Photograph of Katherine Woodard

Katherine Woodard (SFS’22)

Katherine (Kat) is a member of the Class of 2022, majoring in Culture and Politics in the School of Foreign Service. As a Music City native, Kat has sought out ways to bring the creative culture of Nashville to the Hilltop. On campus, Kat works in the MakerHub and currently serves as the Chair of Georgetown’s Media Board. Over the course of Kat’s undergraduate experience, she has made a home for herself in the Student Advocacy Office, where she helps students navigate Georgetown’s adjudication process. Kat’s academic passion for comparative religion brought her to Georgetown, but her involvement in Georgetown’s leadership development program (GOLD) has made the Hilltop feel most like home. In her free time, Kat designs and writes for Georgetown’s intersectional feminist magazine, enjoys long distance running (rather slowly), and researches new methods for interfaith dialouge.

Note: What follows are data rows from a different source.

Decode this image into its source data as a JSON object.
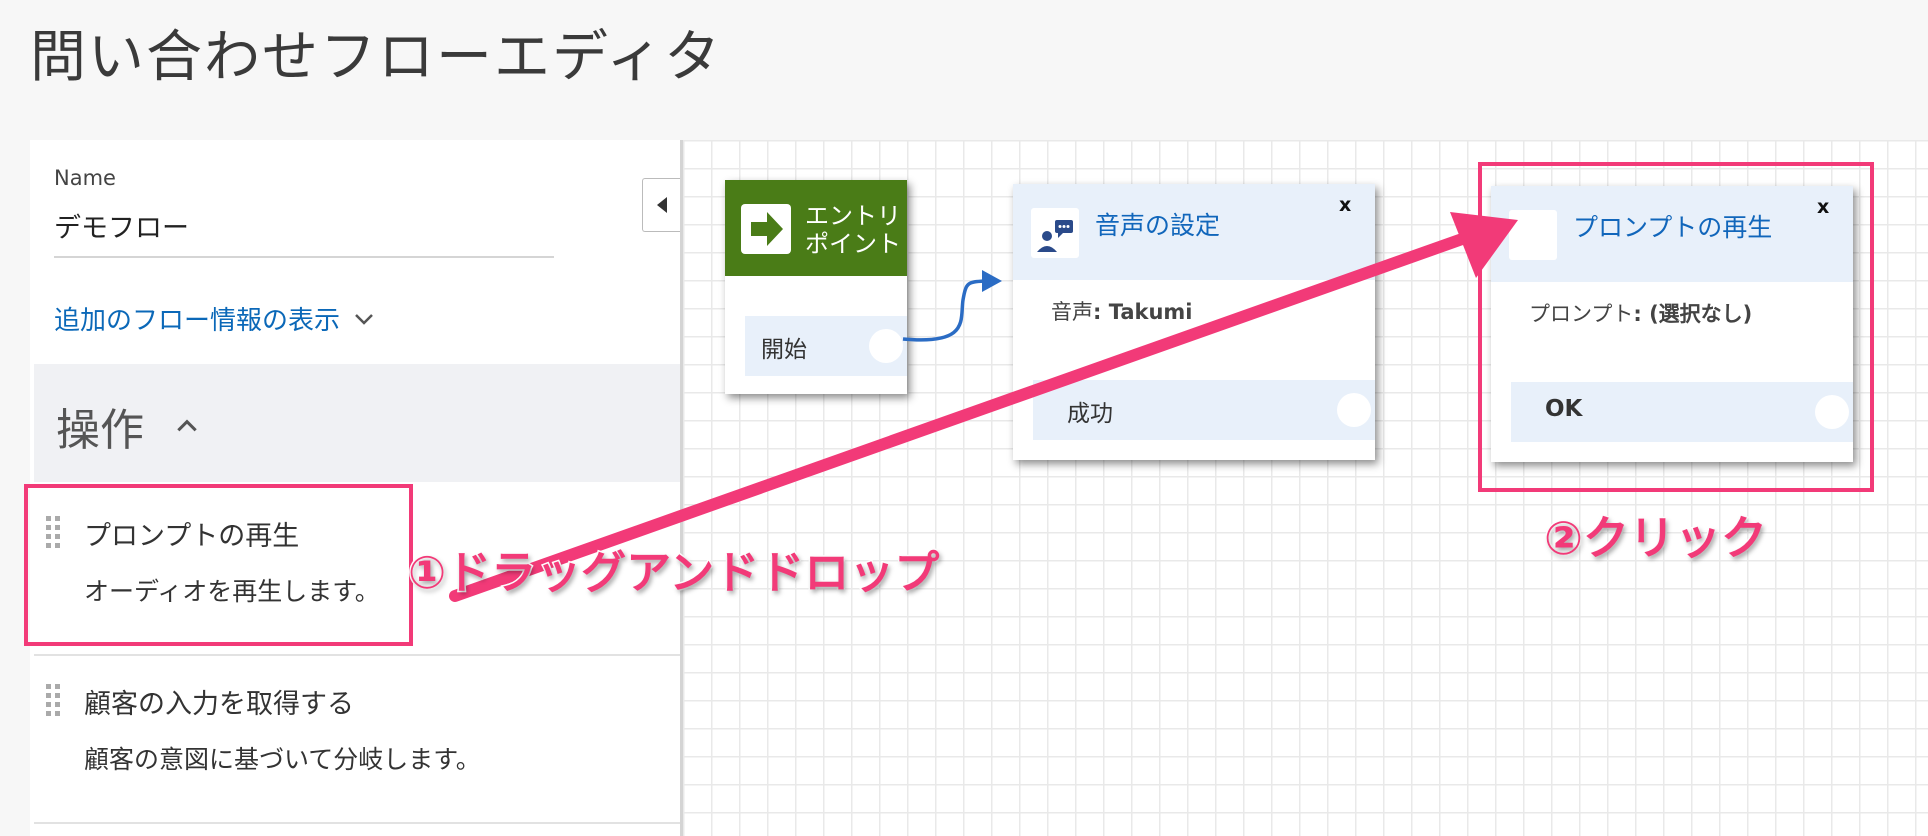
{
  "page_title": "問い合わせフローエディタ",
  "flow": {
    "name_label": "Name",
    "name_value": "デモフロー",
    "more_info_link": "追加のフロー情報の表示"
  },
  "operations": {
    "title": "操作",
    "items": [
      {
        "title": "プロンプトの再生",
        "description": "オーディオを再生します。"
      },
      {
        "title": "顧客の入力を取得する",
        "description": "顧客の意図に基づいて分岐します。"
      }
    ]
  },
  "canvas": {
    "entry_block": {
      "title": "エントリポイント",
      "branch": "開始"
    },
    "voice_block": {
      "title": "音声の設定",
      "close": "x",
      "param_label": "音声",
      "param_value": ": Takumi",
      "branch": "成功"
    },
    "prompt_block": {
      "title": "プロンプトの再生",
      "close": "x",
      "param_label": "プロンプト",
      "param_value": ": (選択なし)",
      "branch": "OK"
    }
  },
  "annotations": {
    "step1": "①ドラッグアンドドロップ",
    "step2": "②クリック"
  },
  "colors": {
    "accent_pink": "#f23a78",
    "link_blue": "#0b68b8",
    "entry_green": "#4a7c17",
    "block_header": "#e8f0fa"
  }
}
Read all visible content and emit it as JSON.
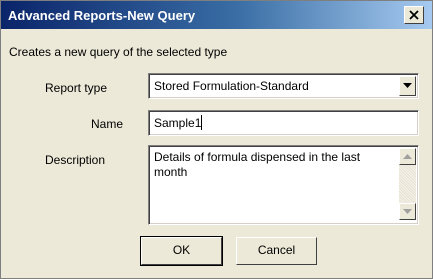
{
  "window": {
    "title": "Advanced Reports-New Query",
    "close_icon": "close-x-icon"
  },
  "form": {
    "intro": "Creates a new query of the selected type",
    "report_type": {
      "label": "Report type",
      "selected": "Stored Formulation-Standard",
      "icon": "chevron-down-icon"
    },
    "name": {
      "label": "Name",
      "value": "Sample1"
    },
    "description": {
      "label": "Description",
      "value": "Details of formula dispensed in the last month"
    }
  },
  "buttons": {
    "ok": "OK",
    "cancel": "Cancel"
  },
  "colors": {
    "titlebar_start": "#0a246a",
    "titlebar_end": "#a6caf0",
    "dialog_bg": "#ece9d8"
  }
}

  • Ryan Covington — Nairobi, Kenya
  • Brian Dillon — Manila, Philippines
  • Cindy Chuck — Santiago, Chile
  • Deven Comen — Mumbai, India
  • Conor Finnegan — Johannesburg, South Africa
  • Shea Houlihan — Gulu, Uganda
  • Charlotte Markson — Montevideo, Uruguay
  • Lisa Frank — La Paz, Bolivia
  • Sarah Baran — Buenos Aires, Argentina
  • Annie Dale — Battamban, Cambodia
  • Nicholas DiRago — Lima, Peru
  • Elisabeth Lembo — Krakow, Poland
  • Kendra Layton — Dhaka, Bangladesh
  • Adam Barton — Brazil
  • Elizabeth “Hopey” Fink — Ougadougou, Burkina Faso
  • Gianna Maita — Managua, Nicaragua
  • Sabrina Khan — Dakar, Senegal
  • Nico Lake — Guatemala
  • Dana Drecksel — South Korea
  • Mariam Diefallah — Rwanda
  • Sarah Jannarone — Slovenia
  • Khaliyah Legette — Kenya
  • Jonathan Thralll — Jordan
  • Carolyn Vilter — Mexico
  • Mary Breen — Dominican Republic
  • Nicholas Na — Australia
  • Harshita Nadimpalli — Mozambique
  • Anastasia Sendoun — Ukraine
  • Brittany Fried — Zambia
  • Mayeesha Galiba — Italy
  • Grace Koehl — Spain
  • Erin Luck — Colombia
  • Mackenzie Price — Dublin, Ireland
  • Allison (Ally) Ross — Thailand
  • Rohil Kulkarni — Nepal
  • Amber Stanford — Peru
  • Gabby Villadolid — San Franciso, California
  • Rohil Kulkarni and Tierra Hatfield — Nepal